• Records to use:

Start of Block

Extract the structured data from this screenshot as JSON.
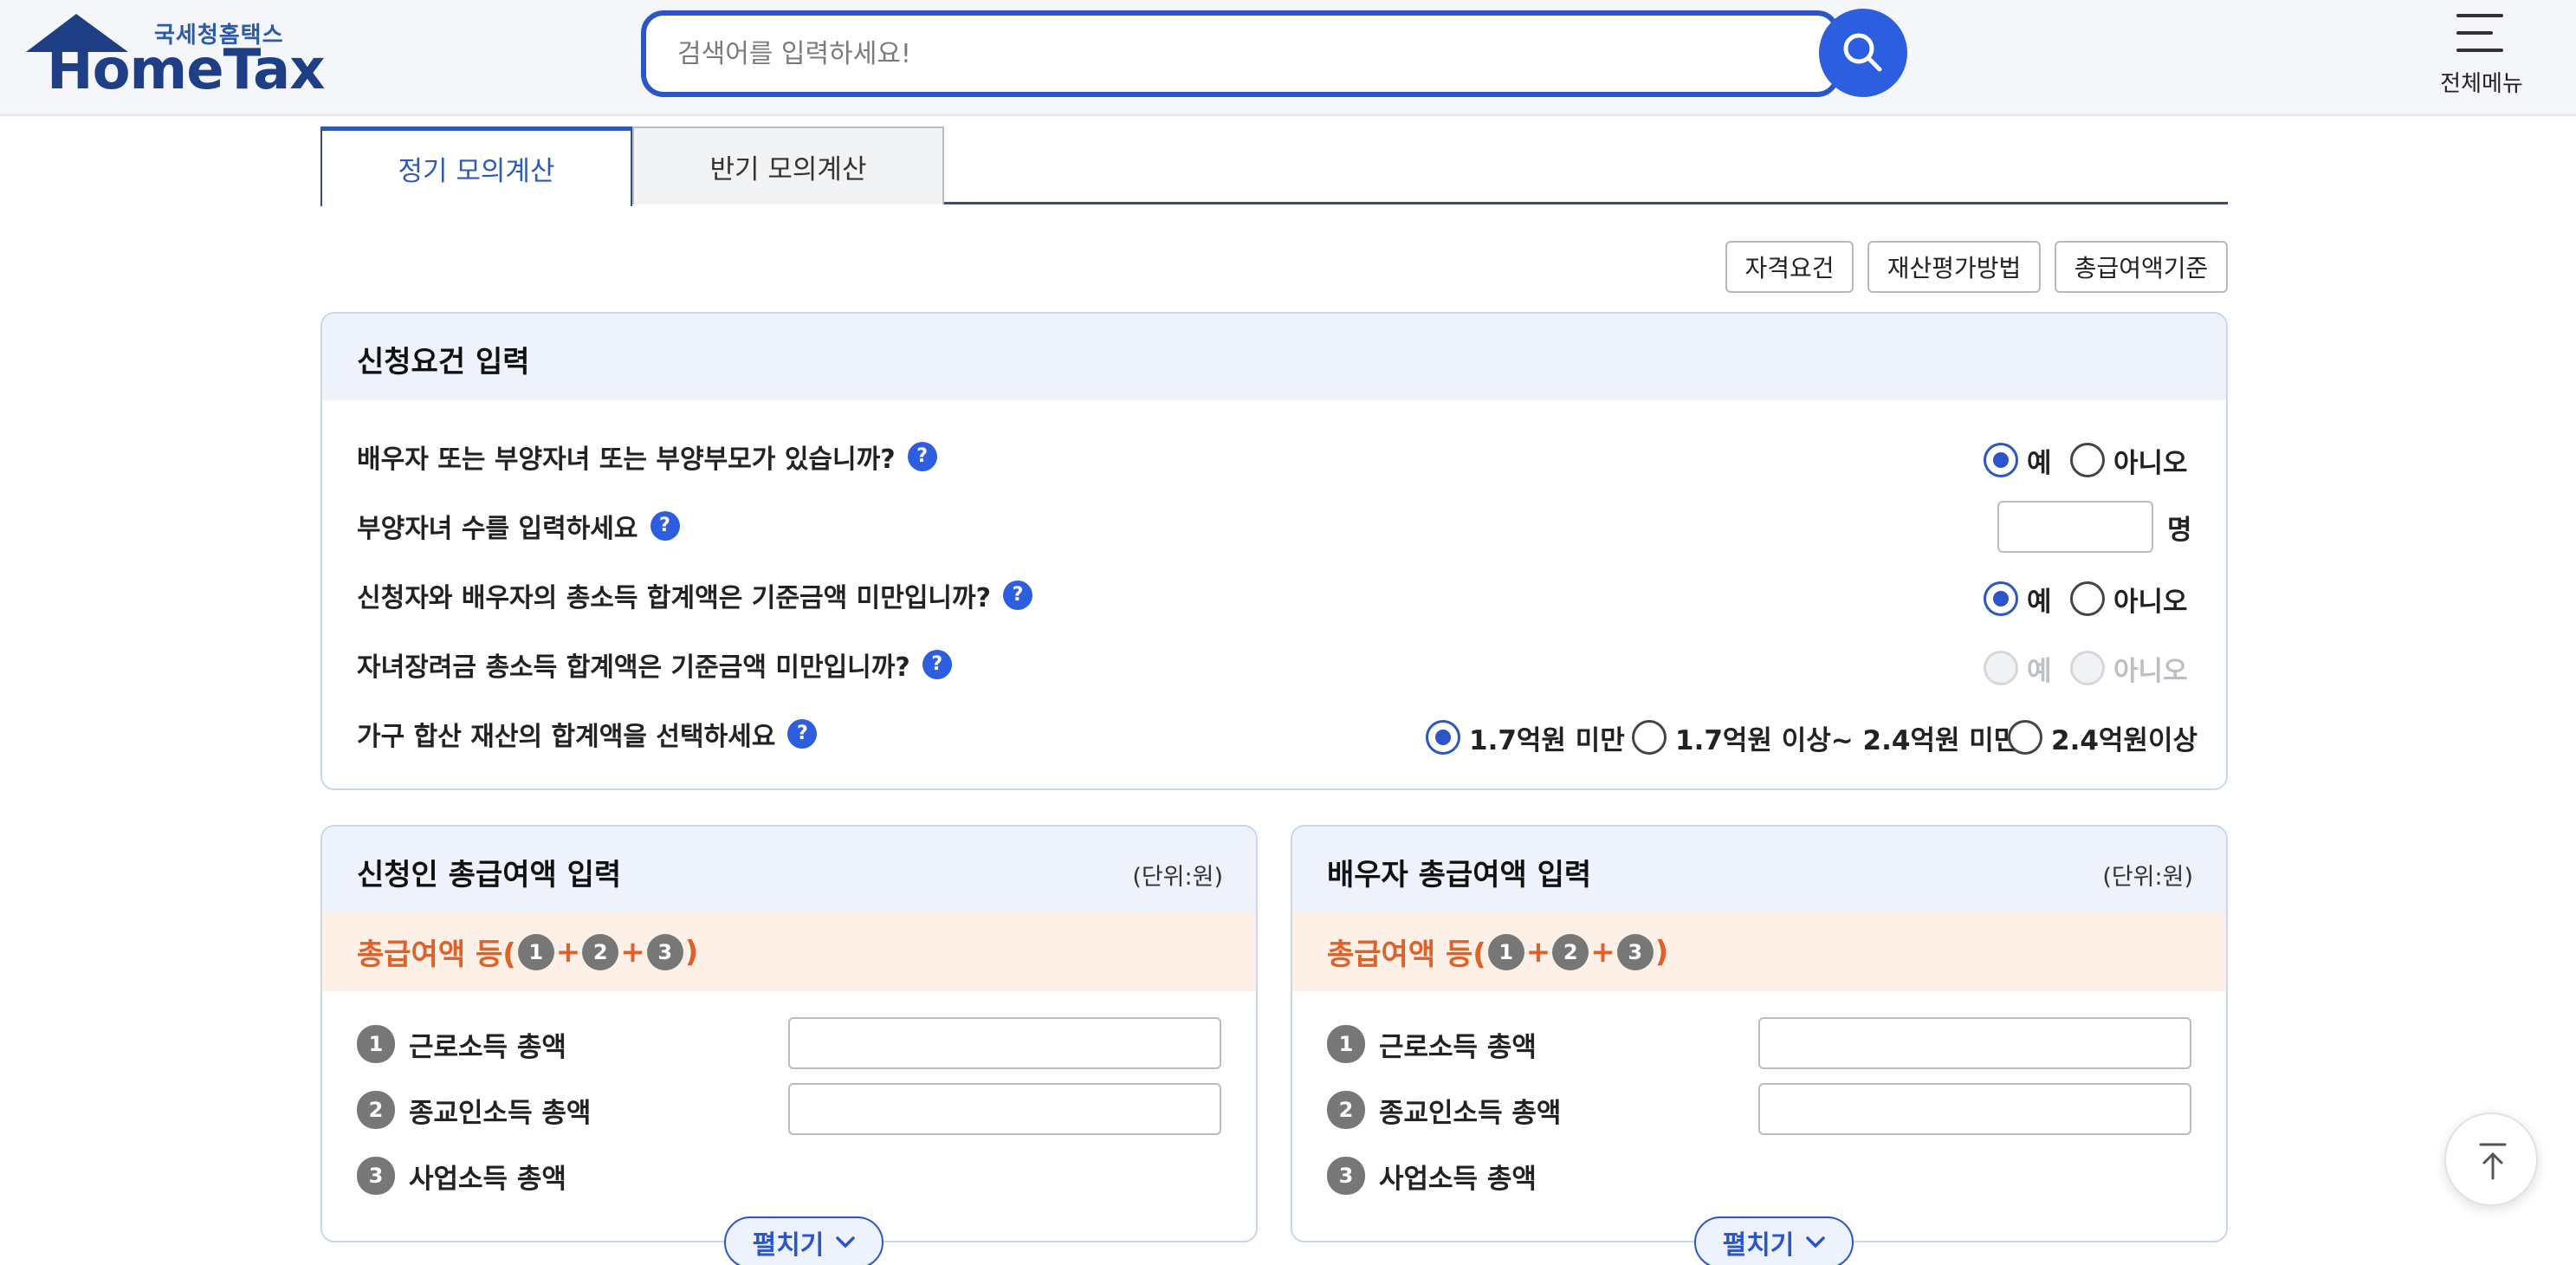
{
  "header": {
    "logo_sub": "국세청홈택스",
    "logo_main": "HomeTax",
    "search_placeholder": "검색어를 입력하세요!",
    "menu_label": "전체메뉴"
  },
  "tabs": [
    {
      "label": "정기 모의계산",
      "active": true
    },
    {
      "label": "반기 모의계산",
      "active": false
    }
  ],
  "info_buttons": [
    "자격요건",
    "재산평가방법",
    "총급여액기준"
  ],
  "requirements": {
    "title": "신청요건 입력",
    "q1": "배우자 또는 부양자녀 또는 부양부모가 있습니까?",
    "q2": "부양자녀 수를 입력하세요",
    "q3": "신청자와 배우자의 총소득 합계액은 기준금액 미만입니까?",
    "q4": "자녀장려금 총소득 합계액은 기준금액 미만입니까?",
    "q5": "가구 합산 재산의 합계액을 선택하세요",
    "yes": "예",
    "no": "아니오",
    "child_unit": "명",
    "child_count": "",
    "q1_selected": "예",
    "q3_selected": "예",
    "q4_disabled": true,
    "assets": [
      "1.7억원 미만",
      "1.7억원 이상~ 2.4억원 미만",
      "2.4억원이상"
    ],
    "assets_selected": "1.7억원 미만"
  },
  "applicant": {
    "title": "신청인 총급여액 입력",
    "unit": "(단위:원)",
    "sum_prefix": "총급여액 등(",
    "sum_suffix": ")",
    "items": [
      "근로소득 총액",
      "종교인소득 총액",
      "사업소득 총액"
    ],
    "expand": "펼치기"
  },
  "spouse": {
    "title": "배우자 총급여액 입력",
    "unit": "(단위:원)",
    "sum_prefix": "총급여액 등(",
    "sum_suffix": ")",
    "items": [
      "근로소득 총액",
      "종교인소득 총액",
      "사업소득 총액"
    ],
    "expand": "펼치기"
  },
  "circle_nums": [
    "1",
    "2",
    "3"
  ],
  "plus": "+",
  "help_mark": "?",
  "colors": {
    "primary": "#2b55c8",
    "header_bg": "#f5f6f9",
    "panel_head": "#edf2fb",
    "sum_bg": "#fdf0e6",
    "sum_text": "#e0602a"
  }
}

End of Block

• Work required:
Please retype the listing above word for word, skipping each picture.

• Completed task:
Extract the structured data from this screenshot as JSON.
{
  "header": {
    "logo_sub": "국세청홈택스",
    "logo_main": "HomeTax",
    "search_placeholder": "검색어를 입력하세요!",
    "menu_label": "전체메뉴"
  },
  "tabs": [
    {
      "label": "정기 모의계산",
      "active": true
    },
    {
      "label": "반기 모의계산",
      "active": false
    }
  ],
  "info_buttons": [
    "자격요건",
    "재산평가방법",
    "총급여액기준"
  ],
  "requirements": {
    "title": "신청요건 입력",
    "q1": "배우자 또는 부양자녀 또는 부양부모가 있습니까?",
    "q2": "부양자녀 수를 입력하세요",
    "q3": "신청자와 배우자의 총소득 합계액은 기준금액 미만입니까?",
    "q4": "자녀장려금 총소득 합계액은 기준금액 미만입니까?",
    "q5": "가구 합산 재산의 합계액을 선택하세요",
    "yes": "예",
    "no": "아니오",
    "child_unit": "명",
    "child_count": "",
    "q1_selected": "예",
    "q3_selected": "예",
    "q4_disabled": true,
    "assets": [
      "1.7억원 미만",
      "1.7억원 이상~ 2.4억원 미만",
      "2.4억원이상"
    ],
    "assets_selected": "1.7억원 미만"
  },
  "applicant": {
    "title": "신청인 총급여액 입력",
    "unit": "(단위:원)",
    "sum_prefix": "총급여액 등(",
    "sum_suffix": ")",
    "items": [
      "근로소득 총액",
      "종교인소득 총액",
      "사업소득 총액"
    ],
    "expand": "펼치기"
  },
  "spouse": {
    "title": "배우자 총급여액 입력",
    "unit": "(단위:원)",
    "sum_prefix": "총급여액 등(",
    "sum_suffix": ")",
    "items": [
      "근로소득 총액",
      "종교인소득 총액",
      "사업소득 총액"
    ],
    "expand": "펼치기"
  },
  "circle_nums": [
    "1",
    "2",
    "3"
  ],
  "plus": "+",
  "help_mark": "?",
  "colors": {
    "primary": "#2b55c8",
    "header_bg": "#f5f6f9",
    "panel_head": "#edf2fb",
    "sum_bg": "#fdf0e6",
    "sum_text": "#e0602a"
  }
}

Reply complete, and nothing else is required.